Verisimilitude is the extent to which the literary text is believable, or the extent to which it imitates life. Even when stories are far-fetched, such as with science fiction, readers must be willing to "suspend disbelief" and think that the story could actually occur. Authors want their stories-regardless of how close to real life the events are-to have verisimilitude.
Mark Twain increases the believability, or verisimilitude of several of his works by having characters use the dialect and vernacular speech of the American South. For example, Huck Finn's speech makes his character more believable:
I didn't want to go back no more. I had stopped cussing, because the widow didn't like it; but now I took to it again because pap hadn't no objections... But by-and-by pap got too handy with his hick'ry, and I could't stand it. I was all over with welts. He got to going away so much, too, and locking me in. Once he locked me in and was gone three days. It was dreadful lonesome.
Ray Bradbury increases verisimilitude in his novel Fahrenheit 451 (a novel about a futuristic society in which firemen burn books) by including references to a "long ago" society that resembles current reality:
They walked still further and the girl said, "Is it true that long ago firemen put fires out instead of
going to start them?"
"No. Houses. have always been fireproof, take my word for it."
"Strange. I heard once that a long time ago houses used to burn by accident and they needed
firemen to stop the flames."
She glanced quickly over. "Why are you laughing?"

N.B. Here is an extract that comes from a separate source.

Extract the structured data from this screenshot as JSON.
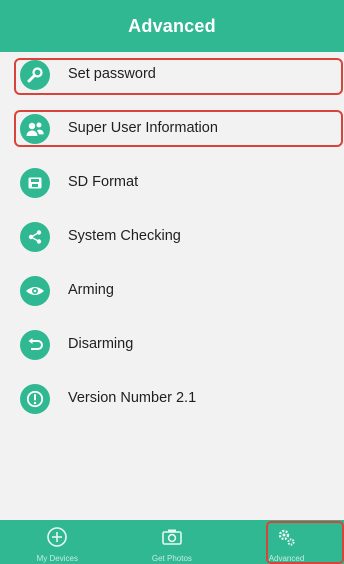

J.K. Rowling increases verisimilitude in the Harry Potter series by creating many parallels between Harry's magical wizarding world and the typical experience of an English boarding school student. For example, the students have sports that they play-quiddich, exams they must take, and there are budding love relationships among the girls and boys.
Literary Terms Examples